1. The first question argued in this second appeal is whether the plaintiff is a tenant within the meaning of Act VIII of 1865. It is contended that, as the plaintiff is an inamdar and not a cultivator of the land, he cannot be regarded as a tenant of the zamindar. The argument is founded upon a misconception of the decision of the Privy Council in Bamasami v. Bhaskarasami I.L.R. 2 Mad., The sole question before the Privy Council is whether a certain document required registration. On behalf of the appellant (defendant in the case), it was argued that the document was a patta and that therefore it was exempted from registration. All that the Privy Council decided, with reference to the construction of Sections 3, 8 and 9* of Act VIII of 1865, was that the provisions were made upon the assumption that there is an existing relation which would warrant the application for a written patta. The ease of Bama v. Venkatachalam I.L.R. 8 Mad. 576 is distinguishable as; in that case, what the renter claimed to collect was the kattubadi and road-cess payable to Government, a deduction being allowed as a remuneration for his trouble. In the present case the jodi, which the zamindar seeks to collect, was included by the sanad in the assets of the zamindari and is payable direct to the zamindar. The definition of a tenant in Act VIII of 1865 is 'a person who is bound to pay rent to a landholder.' It is not denied that the zamindar is a landholder and it is conceded that plaintiff is bound to pay to the zamindar jodi or quit-rent upon his inam. We think, therefore, that the lower Courts were right in holding that the plaintiff was a tenant, and that the zamindar was entitled to proceed against him under Act VIII of 1865. The relation of landlord and tenant undoubtedly has long existed between the zamindar and the plaintiff and his predecessors in title. With reference to the contention that the zamindar can only claim the amount of jodi entered in the patta granted by the Inam Commissioner, it is conceded that, since the decision of this Court in Sobhanadn Appa Rau v. Gopala-kristnamma see ante p. 34, the finding of the lower Appellate Court cannot be questioned.
2. It is not contended by the respondent that the opinion of the District Judge, that the inam title-deed is such a document as is contemplated by Section 13, Act VIII of 1865, can be upheld, and we have no doubt that the Judge was in error. The plaintiff does not claim to be an intermediate landlord. He admits that he is an inamdar, an holder of land with a right of occupancy and merely contends that he sublets the land to others. This will not confer on him any higher status than that of a tenant.

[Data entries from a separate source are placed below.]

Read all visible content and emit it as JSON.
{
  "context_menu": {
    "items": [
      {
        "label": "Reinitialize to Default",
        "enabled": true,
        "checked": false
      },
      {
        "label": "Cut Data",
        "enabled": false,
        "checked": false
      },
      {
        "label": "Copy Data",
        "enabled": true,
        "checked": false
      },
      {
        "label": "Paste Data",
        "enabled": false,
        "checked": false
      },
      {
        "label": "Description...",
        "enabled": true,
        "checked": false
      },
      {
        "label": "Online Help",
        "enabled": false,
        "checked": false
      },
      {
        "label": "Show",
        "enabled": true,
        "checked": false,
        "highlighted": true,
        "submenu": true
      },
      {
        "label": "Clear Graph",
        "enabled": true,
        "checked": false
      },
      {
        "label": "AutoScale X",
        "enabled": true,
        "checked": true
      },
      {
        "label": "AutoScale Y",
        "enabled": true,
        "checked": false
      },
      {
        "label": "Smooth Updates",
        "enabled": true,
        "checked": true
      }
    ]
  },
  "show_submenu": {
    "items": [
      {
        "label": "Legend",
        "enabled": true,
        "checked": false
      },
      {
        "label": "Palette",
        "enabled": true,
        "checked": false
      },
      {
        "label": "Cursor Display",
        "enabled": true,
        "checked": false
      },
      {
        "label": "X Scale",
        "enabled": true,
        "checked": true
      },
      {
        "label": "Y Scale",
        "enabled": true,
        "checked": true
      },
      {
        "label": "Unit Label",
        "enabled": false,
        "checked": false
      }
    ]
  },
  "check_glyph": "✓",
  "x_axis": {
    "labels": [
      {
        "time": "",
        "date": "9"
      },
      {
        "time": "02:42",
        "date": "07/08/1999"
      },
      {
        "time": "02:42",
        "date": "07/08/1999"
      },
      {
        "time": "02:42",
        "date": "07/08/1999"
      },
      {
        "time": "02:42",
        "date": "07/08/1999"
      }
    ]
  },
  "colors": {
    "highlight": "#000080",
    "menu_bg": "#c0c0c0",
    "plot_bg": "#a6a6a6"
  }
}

3. It does not appear that the other points raised in the memorandum of appeal presented to the lower Appellate Court were argued or pressed upon the attention of the Judge, and no issue was recorded on these points in the Court of First Instance. We cannot, therefore, allow any weight to them here.
4. The appeal fails and is dismissed with costs.